Publication Date
Status
Available
Trim Size
6
x
9
Pages
384
ISBN
9781421415239
Illustration Description
3 b&w illus., 9 line drawings
Table of Contents

Acknowledgments
Introduction
1. Orchestrating Modernity: Musical Culture and the Arts of Noise
2. Beating Obedient, Thinking of the Key: Adorno, The Waste Land, and the Total Work of Art
3. The Antheil

Acknowledgments
Introduction
1. Orchestrating Modernity: Musical Culture and the Arts of Noise
2. Beating Obedient, Thinking of the Key: Adorno, The Waste Land, and the Total Work of Art
3. The Antheil Era: Ezra Pound's MusicalSensations
4. Joyce's Phoneygraphs
5. Performing Publicity: Authenticity, Influence, andthe Sitwellian Commedia
6. Aristocracy of the Dissonant: The Sublime Noise of Forster and Britten
Notes
Bibliography
Index
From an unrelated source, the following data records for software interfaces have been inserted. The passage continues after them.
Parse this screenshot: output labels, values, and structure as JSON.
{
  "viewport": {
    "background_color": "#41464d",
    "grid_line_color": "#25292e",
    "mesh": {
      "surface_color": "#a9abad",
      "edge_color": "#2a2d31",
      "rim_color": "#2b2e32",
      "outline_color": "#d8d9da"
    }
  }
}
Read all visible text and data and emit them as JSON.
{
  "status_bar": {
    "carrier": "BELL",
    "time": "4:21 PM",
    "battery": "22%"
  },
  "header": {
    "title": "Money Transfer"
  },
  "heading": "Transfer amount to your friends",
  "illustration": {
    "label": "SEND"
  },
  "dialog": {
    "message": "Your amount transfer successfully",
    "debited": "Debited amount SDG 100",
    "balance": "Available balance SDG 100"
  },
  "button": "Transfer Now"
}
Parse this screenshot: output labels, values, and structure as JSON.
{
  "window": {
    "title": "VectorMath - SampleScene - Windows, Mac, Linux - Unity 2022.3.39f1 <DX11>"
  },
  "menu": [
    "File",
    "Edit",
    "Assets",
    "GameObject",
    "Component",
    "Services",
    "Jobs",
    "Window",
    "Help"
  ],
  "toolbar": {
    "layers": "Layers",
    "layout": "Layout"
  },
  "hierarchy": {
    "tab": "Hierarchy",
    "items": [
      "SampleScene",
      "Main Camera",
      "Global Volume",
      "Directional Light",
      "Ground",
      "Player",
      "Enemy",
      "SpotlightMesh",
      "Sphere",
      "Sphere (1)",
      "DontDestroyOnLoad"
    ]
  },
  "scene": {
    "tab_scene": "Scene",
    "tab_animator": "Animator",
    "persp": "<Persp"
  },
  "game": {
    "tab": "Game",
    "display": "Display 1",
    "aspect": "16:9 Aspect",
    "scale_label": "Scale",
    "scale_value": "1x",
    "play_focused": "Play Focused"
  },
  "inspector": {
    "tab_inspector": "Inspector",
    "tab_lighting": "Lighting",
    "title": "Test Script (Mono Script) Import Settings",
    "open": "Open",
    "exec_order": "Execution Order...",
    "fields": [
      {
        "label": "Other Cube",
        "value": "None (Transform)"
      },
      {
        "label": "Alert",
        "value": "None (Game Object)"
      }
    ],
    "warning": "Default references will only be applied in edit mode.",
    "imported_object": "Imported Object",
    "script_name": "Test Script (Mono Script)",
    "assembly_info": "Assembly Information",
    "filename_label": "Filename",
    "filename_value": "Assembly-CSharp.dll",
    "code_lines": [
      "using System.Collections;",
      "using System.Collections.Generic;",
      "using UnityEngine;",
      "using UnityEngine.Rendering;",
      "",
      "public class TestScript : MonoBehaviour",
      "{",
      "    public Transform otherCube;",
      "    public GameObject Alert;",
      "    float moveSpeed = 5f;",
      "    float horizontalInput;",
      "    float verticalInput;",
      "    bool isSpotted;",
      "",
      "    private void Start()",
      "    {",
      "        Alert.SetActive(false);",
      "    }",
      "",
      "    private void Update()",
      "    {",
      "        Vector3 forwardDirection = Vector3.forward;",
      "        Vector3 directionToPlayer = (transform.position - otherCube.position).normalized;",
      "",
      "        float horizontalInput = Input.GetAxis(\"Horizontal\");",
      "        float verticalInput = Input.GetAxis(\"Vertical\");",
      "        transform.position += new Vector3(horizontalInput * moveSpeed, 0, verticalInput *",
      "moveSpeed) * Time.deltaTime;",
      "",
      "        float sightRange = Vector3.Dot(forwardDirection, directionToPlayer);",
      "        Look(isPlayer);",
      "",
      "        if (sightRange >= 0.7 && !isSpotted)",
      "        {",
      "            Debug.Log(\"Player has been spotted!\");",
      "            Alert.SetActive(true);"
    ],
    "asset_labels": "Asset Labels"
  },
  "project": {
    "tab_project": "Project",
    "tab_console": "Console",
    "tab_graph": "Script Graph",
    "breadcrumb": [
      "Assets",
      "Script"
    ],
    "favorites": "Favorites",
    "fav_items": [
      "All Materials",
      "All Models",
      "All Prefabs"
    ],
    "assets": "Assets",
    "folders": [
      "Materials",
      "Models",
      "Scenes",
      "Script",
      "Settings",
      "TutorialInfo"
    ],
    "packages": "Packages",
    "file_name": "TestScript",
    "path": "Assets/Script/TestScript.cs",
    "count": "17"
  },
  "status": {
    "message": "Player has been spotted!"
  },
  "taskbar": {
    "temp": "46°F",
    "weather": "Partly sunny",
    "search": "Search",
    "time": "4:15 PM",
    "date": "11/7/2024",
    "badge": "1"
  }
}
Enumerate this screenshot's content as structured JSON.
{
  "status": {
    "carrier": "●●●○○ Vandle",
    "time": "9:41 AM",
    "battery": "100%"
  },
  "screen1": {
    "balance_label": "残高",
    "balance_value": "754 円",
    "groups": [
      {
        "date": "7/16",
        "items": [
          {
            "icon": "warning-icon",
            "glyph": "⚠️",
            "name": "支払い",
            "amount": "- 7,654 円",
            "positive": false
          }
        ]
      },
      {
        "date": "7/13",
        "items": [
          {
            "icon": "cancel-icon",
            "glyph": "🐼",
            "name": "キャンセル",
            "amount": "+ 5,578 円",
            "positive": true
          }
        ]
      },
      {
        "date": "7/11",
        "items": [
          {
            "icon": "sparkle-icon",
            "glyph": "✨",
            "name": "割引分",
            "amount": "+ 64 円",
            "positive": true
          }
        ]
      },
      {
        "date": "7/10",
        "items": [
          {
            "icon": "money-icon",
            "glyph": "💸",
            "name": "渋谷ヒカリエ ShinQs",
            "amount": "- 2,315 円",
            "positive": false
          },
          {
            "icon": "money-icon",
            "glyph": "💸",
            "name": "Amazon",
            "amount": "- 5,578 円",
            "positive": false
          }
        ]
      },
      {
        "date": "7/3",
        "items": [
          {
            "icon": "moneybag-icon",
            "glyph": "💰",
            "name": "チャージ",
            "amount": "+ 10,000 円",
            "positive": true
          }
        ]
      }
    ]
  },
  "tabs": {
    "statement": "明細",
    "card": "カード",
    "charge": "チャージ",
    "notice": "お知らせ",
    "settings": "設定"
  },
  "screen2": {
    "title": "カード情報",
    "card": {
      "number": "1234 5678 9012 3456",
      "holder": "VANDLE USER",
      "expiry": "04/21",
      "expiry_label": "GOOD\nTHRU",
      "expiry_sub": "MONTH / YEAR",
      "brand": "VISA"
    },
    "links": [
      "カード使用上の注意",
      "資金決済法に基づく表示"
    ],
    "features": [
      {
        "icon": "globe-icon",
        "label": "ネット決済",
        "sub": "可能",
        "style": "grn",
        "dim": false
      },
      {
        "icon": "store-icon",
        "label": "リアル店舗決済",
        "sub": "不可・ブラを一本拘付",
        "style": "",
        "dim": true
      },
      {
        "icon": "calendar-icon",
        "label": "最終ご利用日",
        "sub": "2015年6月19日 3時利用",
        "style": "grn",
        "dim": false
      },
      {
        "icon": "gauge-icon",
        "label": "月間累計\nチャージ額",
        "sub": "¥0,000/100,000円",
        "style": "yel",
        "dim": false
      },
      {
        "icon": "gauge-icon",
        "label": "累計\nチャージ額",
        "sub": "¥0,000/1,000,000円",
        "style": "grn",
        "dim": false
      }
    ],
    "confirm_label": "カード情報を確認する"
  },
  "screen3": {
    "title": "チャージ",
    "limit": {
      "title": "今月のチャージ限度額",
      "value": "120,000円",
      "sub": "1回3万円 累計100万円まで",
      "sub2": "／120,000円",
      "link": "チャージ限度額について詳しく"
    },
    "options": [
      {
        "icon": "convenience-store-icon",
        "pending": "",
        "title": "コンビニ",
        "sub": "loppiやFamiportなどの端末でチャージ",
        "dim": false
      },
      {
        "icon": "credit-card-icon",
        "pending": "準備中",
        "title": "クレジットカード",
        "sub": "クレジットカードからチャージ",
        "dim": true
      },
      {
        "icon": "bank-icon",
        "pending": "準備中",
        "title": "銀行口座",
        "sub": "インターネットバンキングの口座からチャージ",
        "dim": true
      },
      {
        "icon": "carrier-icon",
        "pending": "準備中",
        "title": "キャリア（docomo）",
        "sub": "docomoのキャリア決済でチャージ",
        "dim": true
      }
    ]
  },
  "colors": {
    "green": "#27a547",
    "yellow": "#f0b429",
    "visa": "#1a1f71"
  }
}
Author Bio
Featured Contributor

Josh Epstein

Josh Epstein is an assistant professor of English at Portland State University.